To commemorate and celebrate the contributions to our nation made by people of African descent, Grace Bible Fellowship of Antioch Celebrates Black History.
American historian Carter G. Woodson established Black History Week. The first celebration occurred on Feb. 12, 1926. For many years, the second week of February was set aside for this celebration to coincide with the birthdays of abolitionist/editor Frederick Douglass and Abraham Lincoln. In 1976, as part of the nation's bicentennial, the week was expanded into Black History Month.
Black History Month brings to the forefront the inspiring stories of African-American icons—many of whom overcame great odds to leave their mark on the United States. In celebration we explore our Black History collection and learn more about the black individuals who have made extraordinary achievements in their fields, including inventors such as George Washington Carver, activists like Harriet Tubman, athletes such as Joe Louis and Michael Jordan, and entertainers like Billie Holiday and Oprah Winfrey.

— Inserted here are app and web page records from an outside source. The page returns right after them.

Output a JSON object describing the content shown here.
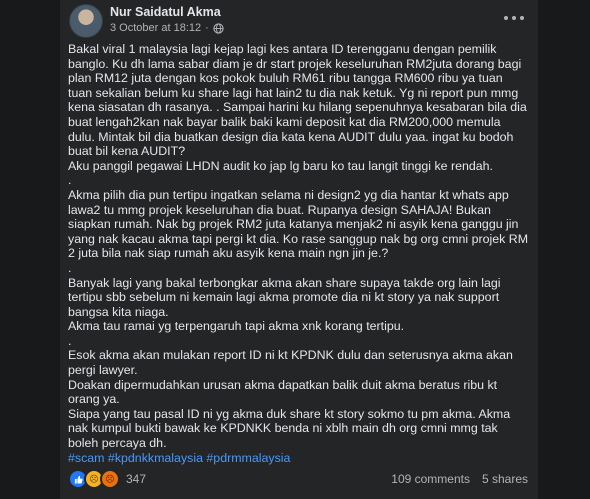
{
  "post": {
    "author": "Nur Saidatul Akma",
    "timestamp": "3 October at 18:12",
    "separator": "·",
    "paragraphs": [
      "Bakal viral 1 malaysia lagi kejap lagi kes antara ID terengganu dengan pemilik banglo. Ku dh lama sabar diam je dr start projek keseluruhan RM2juta dorang bagi plan RM12 juta dengan kos pokok buluh RM61 ribu tangga RM600 ribu ya tuan tuan sekalian belum ku share lagi hat lain2 tu dia nak ketuk. Yg ni report pun mmg kena siasatan dh rasanya. . Sampai harini ku hilang sepenuhnya kesabaran bila dia buat lengah2kan nak bayar balik baki kami deposit kat dia RM200,000 memula dulu. Mintak bil dia buatkan design dia kata kena AUDIT dulu yaa. ingat ku bodoh buat bil kena AUDIT?",
      "Aku panggil pegawai LHDN audit ko jap lg baru ko tau langit tinggi ke rendah.",
      ".",
      "Akma pilih dia pun tertipu ingatkan selama ni design2 yg dia hantar kt whats app lawa2 tu mmg projek keseluruhan dia buat. Rupanya design SAHAJA! Bukan siapkan rumah. Nak bg projek RM2 juta katanya menjak2 ni asyik kena ganggu jin yang nak kacau akma tapi pergi kt dia. Ko rase sanggup nak bg org cmni projek RM 2 juta bila nak siap rumah aku asyik kena main ngn jin je.?",
      ".",
      "Banyak lagi yang bakal terbongkar akma akan share supaya takde org lain lagi tertipu sbb sebelum ni kemain lagi akma promote dia ni kt story ya nak support bangsa kita niaga.",
      "Akma tau ramai yg terpengaruh tapi akma xnk korang tertipu.",
      ".",
      "Esok akma akan mulakan report ID ni kt KPDNK dulu dan seterusnya akma akan pergi lawyer.",
      "Doakan dipermudahkan urusan akma dapatkan balik duit akma beratus ribu kt orang ya.",
      "Siapa yang tau pasal ID ni yg akma duk share kt story sokmo tu pm akma. Akma nak kumpul bukti bawak ke KPDNKK benda ni xblh main dh org cmni mmg tak boleh percaya dh."
    ],
    "hashtags": "#scam #kpdnkkmalaysia #pdrmmalaysia",
    "reaction_count": "347",
    "comments": "109 comments",
    "shares": "5 shares"
  },
  "icons": {
    "audience": "globe-icon",
    "menu": "more-options-icon",
    "reactions": [
      "like-reaction-icon",
      "sad-reaction-icon",
      "angry-reaction-icon"
    ]
  },
  "colors": {
    "card_bg": "#242526",
    "page_bg": "#18191a",
    "text": "#e4e6eb",
    "secondary_text": "#b0b3b8",
    "hashtag": "#4599ff",
    "like": "#2078f4"
  }
}
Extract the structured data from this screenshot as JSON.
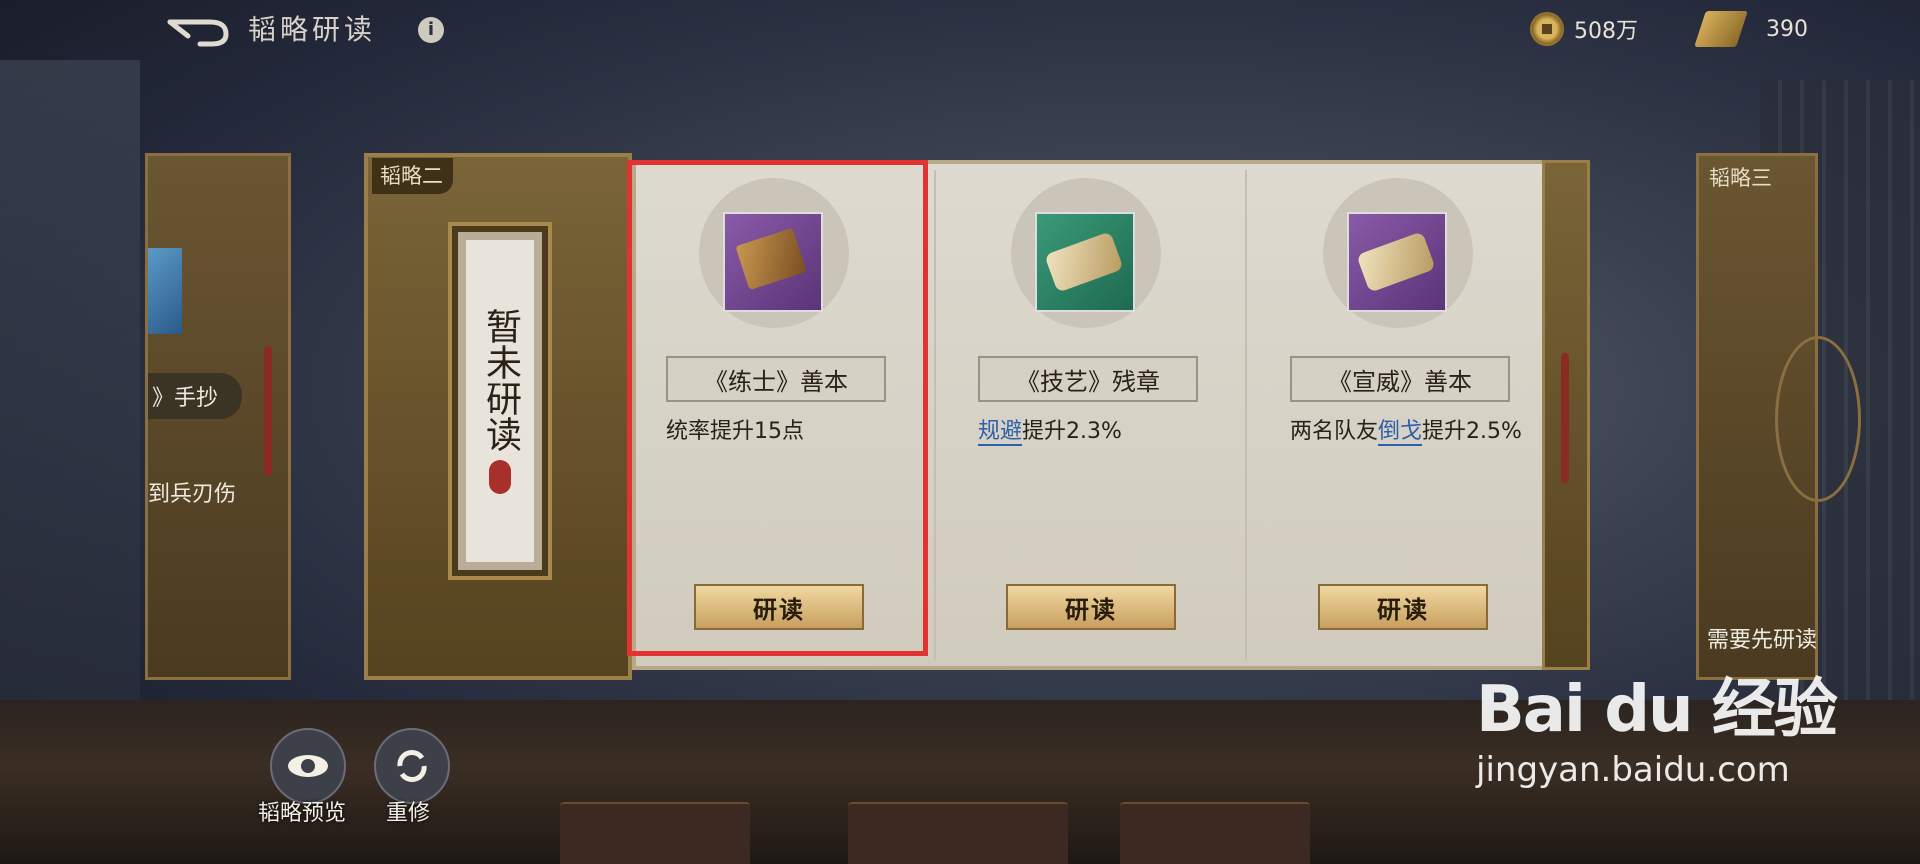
{
  "header": {
    "title": "韬略研读",
    "info_icon": "i",
    "coins": "508万",
    "scrolls": "390"
  },
  "left_panel": {
    "item_name": "》手抄",
    "desc": "到兵刃伤"
  },
  "current_group": {
    "tag": "韬略二",
    "status_vertical": "暂未研读"
  },
  "cards": [
    {
      "name": "《练士》善本",
      "desc_prefix": "统率提升15点",
      "desc_highlight": "",
      "desc_suffix": "",
      "button": "研读"
    },
    {
      "name": "《技艺》残章",
      "desc_prefix": "",
      "desc_highlight": "规避",
      "desc_suffix": "提升2.3%",
      "button": "研读"
    },
    {
      "name": "《宣威》善本",
      "desc_prefix": "两名队友",
      "desc_highlight": "倒戈",
      "desc_suffix": "提升2.5%",
      "button": "研读"
    }
  ],
  "right_panel": {
    "tag": "韬略三",
    "desc": "需要先研读"
  },
  "bottom": {
    "preview_label": "韬略预览",
    "reset_label": "重修"
  },
  "watermark": {
    "logo": "Bai du 经验",
    "url": "jingyan.baidu.com"
  },
  "colors": {
    "highlight_box": "#e23232",
    "link_blue": "#2f5fa8"
  }
}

We also pause to pay tribute to lesser known names like those profiled below Architect Paul Williams and William and Ellen Craft. And you will find two slide shows, one of widely known names and others not so much. There are resource links to other comprehensive websites and a series of videos available for your viewing.

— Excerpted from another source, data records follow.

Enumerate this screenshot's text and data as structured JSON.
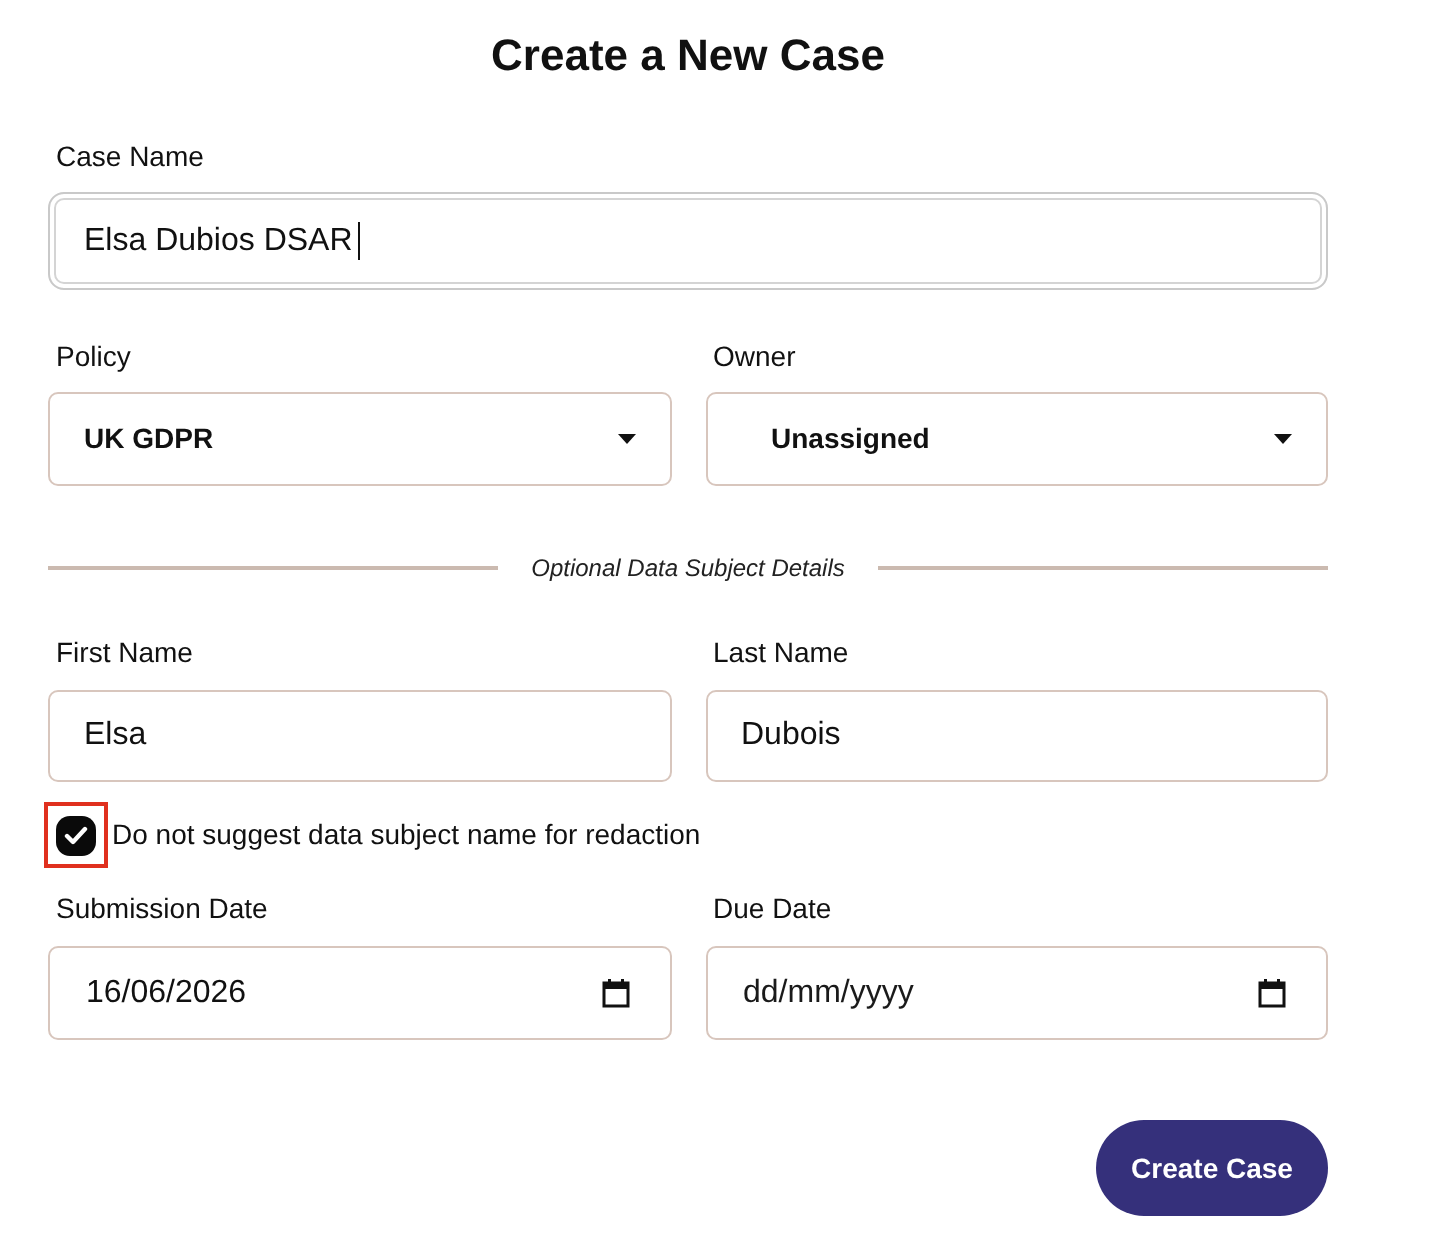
{
  "title": "Create a New Case",
  "case_name": {
    "label": "Case Name",
    "value": "Elsa Dubios DSAR",
    "focused": true
  },
  "selects": [
    {
      "label": "Policy",
      "value": "UK GDPR"
    },
    {
      "label": "Owner",
      "value": "Unassigned"
    }
  ],
  "section_divider": {
    "label": "Optional Data Subject Details"
  },
  "name_fields": [
    {
      "label": "First Name",
      "value": "Elsa"
    },
    {
      "label": "Last Name",
      "value": "Dubois"
    }
  ],
  "redaction_option": {
    "label": "Do not suggest data subject name for redaction",
    "checked": true,
    "highlighted": true
  },
  "date_fields": [
    {
      "label": "Submission Date",
      "value": "16/06/2026"
    },
    {
      "label": "Due Date",
      "placeholder": "dd/mm/yyyy"
    }
  ],
  "submit_button": {
    "label": "Create Case"
  }
}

Widely Known Names
Lessor Known Names
Paul Revere Williams Architect to the Stars
In the course of his five-decade career, Williams designed approximately 3000 buildings, served on many municipal, state and federal commissions, was active in political and social organizations and earned the admiration and respect of his peers. In 1957, he was the first African American elected a Fellow of the American Institute of Architects.
Paul Williams’ commission included the Theme Building for the Los Angeles International Airport. Williams first assignment, as an architect, was a house for Frank Sinatra. In 1931, he was commission to design a house for E.L. Cord, manufacturer of Cord Automobiles which further enhanced his prominence among California architects. SEE BELOW VIDEO
The Great Escape From Slavery
The Story of Ellen and William Craft
Passing as a white man traveling with his servant, two slaves fled their masters in a thrilling tale of deception and intrigue. A married couple from Georgia, Ellen and William Craft, traveled in first-class trains, dined with a steamboat captain and
stayed in the best hotels during their escape to Philadelphia.
Ellen, a quadroon with very fair skin, disguised herself as a young white cotton planter traveling with his slave (William). It was William who came up with the scheme to hide in plain sight, but ultimately it was Ellen who convincingly masked her race, her gender and her social status during their four-day trip. Despite the luxury accommodations, the journey was fraught with narrow escapes and heart-in-the-mouth moments that could have led to their discovery and capture. Courage, quick thinking, luck and “our Heavenly Father,” sustained them. SEE VIDEO BELOW